Traders in shea butter say sales have declined this harmattan season, compared to previous years.

Though the severity of the harmattan has declined in recent years, some traders say they are losing customers to chemically-formulated butter.

Declining demands for shea butter pose a worry to traders
Salamatu Abdallah

Forty-three-year-old Salamatu Abdallah has been selling shea butter since age 5.

She has observed the severity of the harmattan season declining over the years, a situation that has adversely affected her sales.

Now, the highest profit she can record in a day is 10 Ghana cedis, compared to the previous 50 cedis a day.

But she is positive sales may shoot up in the next season.

This season’s harmattan was not severe. We made little sales. In previous seasons I could make lots of sales. When sales are good, I can make 50 cedis in a day. But now, the highest sales I make is 5 cedis,” she bemoaned.

There is a growing apathy among traders to venture sales of shea butter.

Declining demands for shea butter pose a worry to traders

The few who are still trading in the commodity in the Central Business District of Kumasi are dispersed.

Salamatu says this trade requires patience.

“Since the reconstruction of the new Kejetia, my colleagues were all driven away. You will hardly find us on the market. Many have stopped the trade. Honestly, this business is not lucrative. If you do not have patience, you can’t do it. Sales do not go so fast,” she said.

Declining demands for shea butter pose a worry to traders

The reduction in demand for shea butter can be due to a decline in the use of raw shea butter for skincare.

Whilst people say it darkens their complexion, others fear it causes acne.

Though they testify of its authenticity, a number of people have switched to the use of chemically formulated body butter.

“I have used raw shea butter all my life. However, people advised me to switch to processed shea butter. It has really helped me,” she said.

Declining demands for shea butter pose a worry to traders

Another said “I am allergic to creams but I use it on my children instead. They have become dark and lovely,”

Pimples break out on my face whenever I use raw shea butter. It also darkens my complexion. I have stopped using it,” she said.

Declining demands for shea butter pose a worry to traders

But entrepreneur Michelle Apanga’s case is different. The use of raw shea butter helped in treating her and her son’s skin conditions.

This made her venture into the business of adding value in processing raw shea butter.

“My son developed a skin condition that reddened his skin. I tried all creams and lotions but to no avail. My grandmother suggested I use raw shea butter and neem oil. I did and the blisters and skin reddening disappeared. After giving birth, I even used it myself.

“People inquired what worked for my son. They wanted samples of the neem oil and raw shea butter. Therefore, I decided to add value to it and make it a business. That is how the company Laam Shea came about,” she said.

Declining demands for shea butter pose a worry to traders

Michelle is now a strong player in the cosmetic industry. She gives insight into how traders can better their shea butter trade.
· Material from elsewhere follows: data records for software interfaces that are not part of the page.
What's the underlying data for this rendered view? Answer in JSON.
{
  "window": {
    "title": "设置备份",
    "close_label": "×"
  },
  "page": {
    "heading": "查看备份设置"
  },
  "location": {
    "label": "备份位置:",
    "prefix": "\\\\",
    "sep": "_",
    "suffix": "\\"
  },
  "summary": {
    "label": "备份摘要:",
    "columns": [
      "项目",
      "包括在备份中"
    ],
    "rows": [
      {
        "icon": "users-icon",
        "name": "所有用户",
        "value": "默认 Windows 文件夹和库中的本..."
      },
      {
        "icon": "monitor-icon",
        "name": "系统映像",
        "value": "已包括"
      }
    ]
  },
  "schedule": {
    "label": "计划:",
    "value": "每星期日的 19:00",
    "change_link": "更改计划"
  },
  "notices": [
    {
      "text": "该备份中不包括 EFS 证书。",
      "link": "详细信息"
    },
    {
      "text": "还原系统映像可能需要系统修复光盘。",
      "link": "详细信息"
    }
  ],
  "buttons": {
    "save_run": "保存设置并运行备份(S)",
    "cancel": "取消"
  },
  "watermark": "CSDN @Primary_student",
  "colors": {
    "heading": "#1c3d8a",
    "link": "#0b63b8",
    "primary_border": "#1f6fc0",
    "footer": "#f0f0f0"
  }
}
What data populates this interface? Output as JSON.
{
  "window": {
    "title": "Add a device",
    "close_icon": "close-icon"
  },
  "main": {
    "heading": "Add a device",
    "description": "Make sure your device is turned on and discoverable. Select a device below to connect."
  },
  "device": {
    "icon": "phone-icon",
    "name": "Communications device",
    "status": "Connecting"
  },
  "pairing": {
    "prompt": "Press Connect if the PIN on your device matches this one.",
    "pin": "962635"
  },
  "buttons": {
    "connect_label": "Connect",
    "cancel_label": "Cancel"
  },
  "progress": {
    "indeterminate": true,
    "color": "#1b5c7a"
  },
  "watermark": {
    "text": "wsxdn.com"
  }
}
“When you visit the market, the raw shea butter is left uncovered. Water is sprinkled on it. Flies and bacteria settle on it. That should not be the case.

“The traders can work on their packaging. Fragrances and other natural healthy skincare products can be added. It is all about education and their willingness to learn more to better their trade,” she advised.